### ABOUT THIS TASK
With the images removed, repeat the data below exactly.

------ TASK DATA

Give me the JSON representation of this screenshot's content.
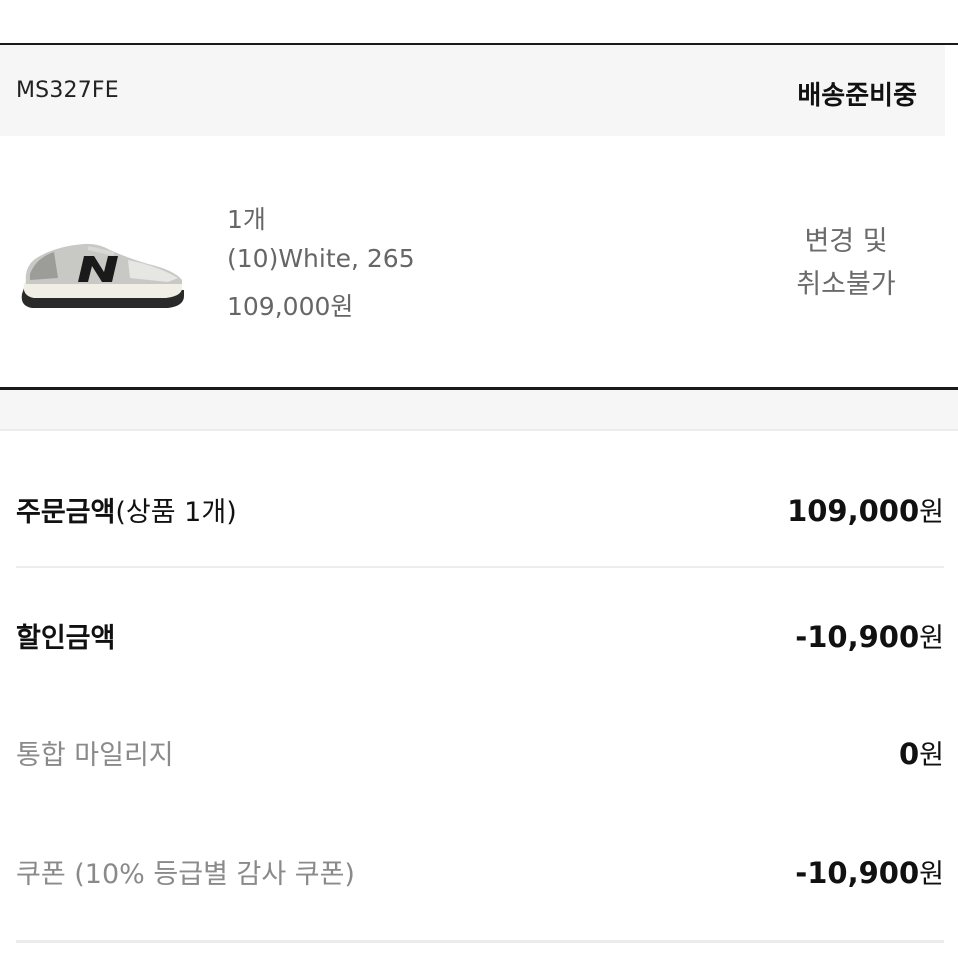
{
  "order": {
    "code": "MS327FE",
    "status": "배송준비중"
  },
  "item": {
    "qty": "1개",
    "option": "(10)White, 265",
    "price": "109,000원",
    "cancel_note_line1": "변경 및",
    "cancel_note_line2": "취소불가",
    "image_icon": "sneaker-product-image",
    "shoe_colors": {
      "upper": "#c8c8c4",
      "logo": "#1a1a1a",
      "sole": "#f1eee6",
      "outsole": "#2a2a2a"
    }
  },
  "summary": {
    "order_total_label": "주문금액",
    "order_total_sub": "(상품 1개)",
    "order_total_value": "109,000",
    "discount_label": "할인금액",
    "discount_value": "-10,900",
    "mileage_label": "통합 마일리지",
    "mileage_value": "0",
    "coupon_label": "쿠폰 (10% 등급별 감사 쿠폰)",
    "coupon_value": "-10,900",
    "currency_unit": "원"
  },
  "colors": {
    "discount_red": "#c8102e",
    "header_bg": "#f6f6f6",
    "muted_text": "#8a8a8a"
  }
}
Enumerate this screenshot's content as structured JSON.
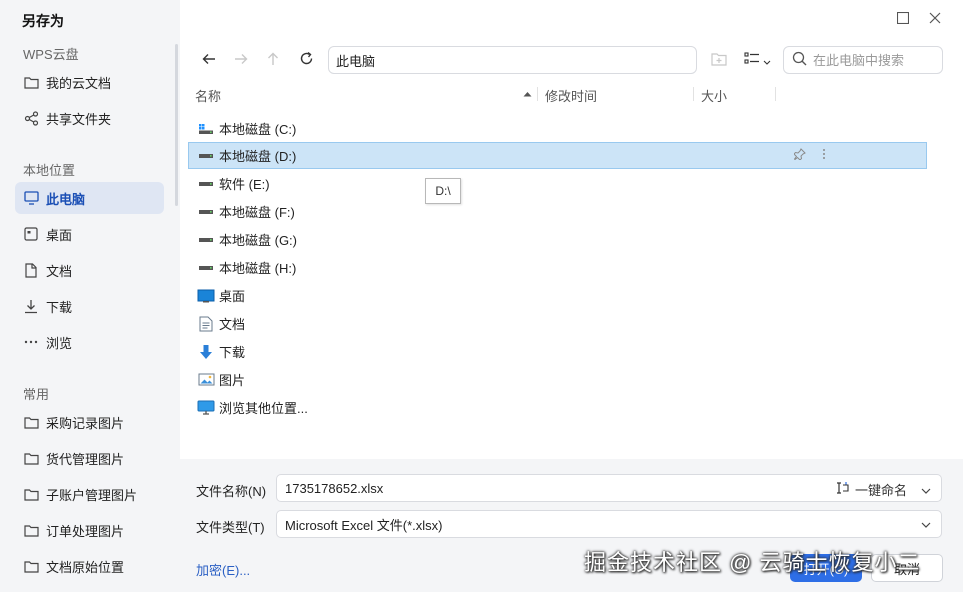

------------

### RESULT FOR THIS EXERCISE
Give me the JSON representation of this screenshot's content.
{
  "order": {
    "code": "MS327FE",
    "status": "배송준비중"
  },
  "item": {
    "qty": "1개",
    "option": "(10)White, 265",
    "price": "109,000원",
    "cancel_note_line1": "변경 및",
    "cancel_note_line2": "취소불가",
    "image_icon": "sneaker-product-image",
    "shoe_colors": {
      "upper": "#c8c8c4",
      "logo": "#1a1a1a",
      "sole": "#f1eee6",
      "outsole": "#2a2a2a"
    }
  },
  "summary": {
    "order_total_label": "주문금액",
    "order_total_sub": "(상품 1개)",
    "order_total_value": "109,000",
    "discount_label": "할인금액",
    "discount_value": "-10,900",
    "mileage_label": "통합 마일리지",
    "mileage_value": "0",
    "coupon_label": "쿠폰 (10% 등급별 감사 쿠폰)",
    "coupon_value": "-10,900",
    "currency_unit": "원"
  },
  "colors": {
    "discount_red": "#c8102e",
    "header_bg": "#f6f6f6",
    "muted_text": "#8a8a8a"
  }
}
Enumerate this screenshot's content as structured JSON.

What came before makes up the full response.